I post this in the spirit of trying to help via my experience, not as contradictory. Roy, you should know I think the world of you.
This new(er) chassis is a nice alternative to the solid aluminum ones. Of course you know I prefer wood. The good news is heatsinks can in fact be mounted on the bottom side of the board. I'll post this again for reference:http://www.flickr.com/photos/59541088@N08/8606072618/in/photostream
I use cut-off pieces of plastic wire ties underneath each heat sink as "spacers" when soldering them to the board. This raises the heatsink off the board about 1/8 of an inch, eliminating the chance of them coming into contact with a ground plane or other traces, and it also provides a bit more air circulation for coolong. Remove plastic pieces when done soldering.
The only other thing one has to do is make sure the 1084/1085 Volt Reg. IC is properly oriented as it will now be mounted on the opposite side of the heatsink it would normally be mounted on. Although now offset, the pins are long enoungh to bend back under the heatsink and into the holes on the board, bringing them back into proper orientation.
Done this twice now with no heat issues or any long term detremental effects noted. My cases are well ventilated though. The only thing I have mounted on the PCB's top side are the jumper wires and the tube sockets. For spacers between the board and chassis I use grommets. They provide both the offset and vibration dampening. A drop of crazy glue keeps them in place.
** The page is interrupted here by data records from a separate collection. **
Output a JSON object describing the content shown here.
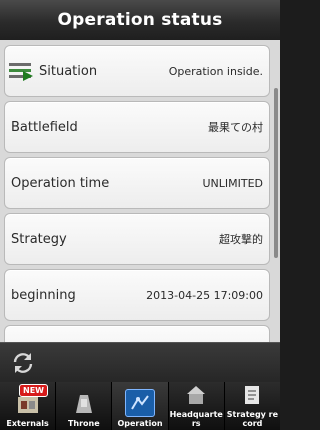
{
  "header": {
    "title": "Operation status"
  },
  "rows": [
    {
      "label": "Situation",
      "value": "Operation inside."
    },
    {
      "label": "Battlefield",
      "value": "最果ての村"
    },
    {
      "label": "Operation time",
      "value": "UNLIMITED"
    },
    {
      "label": "Strategy",
      "value": "超攻撃的"
    },
    {
      "label": "beginning",
      "value": "2013-04-25 17:09:00"
    }
  ],
  "refresh": {
    "icon": "refresh-icon"
  },
  "tabs": [
    {
      "label": "Externals",
      "icon": "externals-icon",
      "badge": "NEW"
    },
    {
      "label": "Throne",
      "icon": "throne-icon"
    },
    {
      "label": "Operation",
      "icon": "operation-icon",
      "active": true
    },
    {
      "label": "Headquarters",
      "icon": "headquarters-icon"
    },
    {
      "label": "Strategy record",
      "icon": "strategy-record-icon"
    }
  ],
  "colors": {
    "accent": "#1a5ea8",
    "badge": "#d61a1a"
  }
}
If you countersink 3/4 inch holes on the front panel about 5/16" deep (I use fostner bits as they cut flush) you could easily move the controls from the top to the front. Of course the controls must have shafts long enough to go through 1/2" of wood and still have enough length to mount a knob on. Not a problem with elma (goldpoint) switches.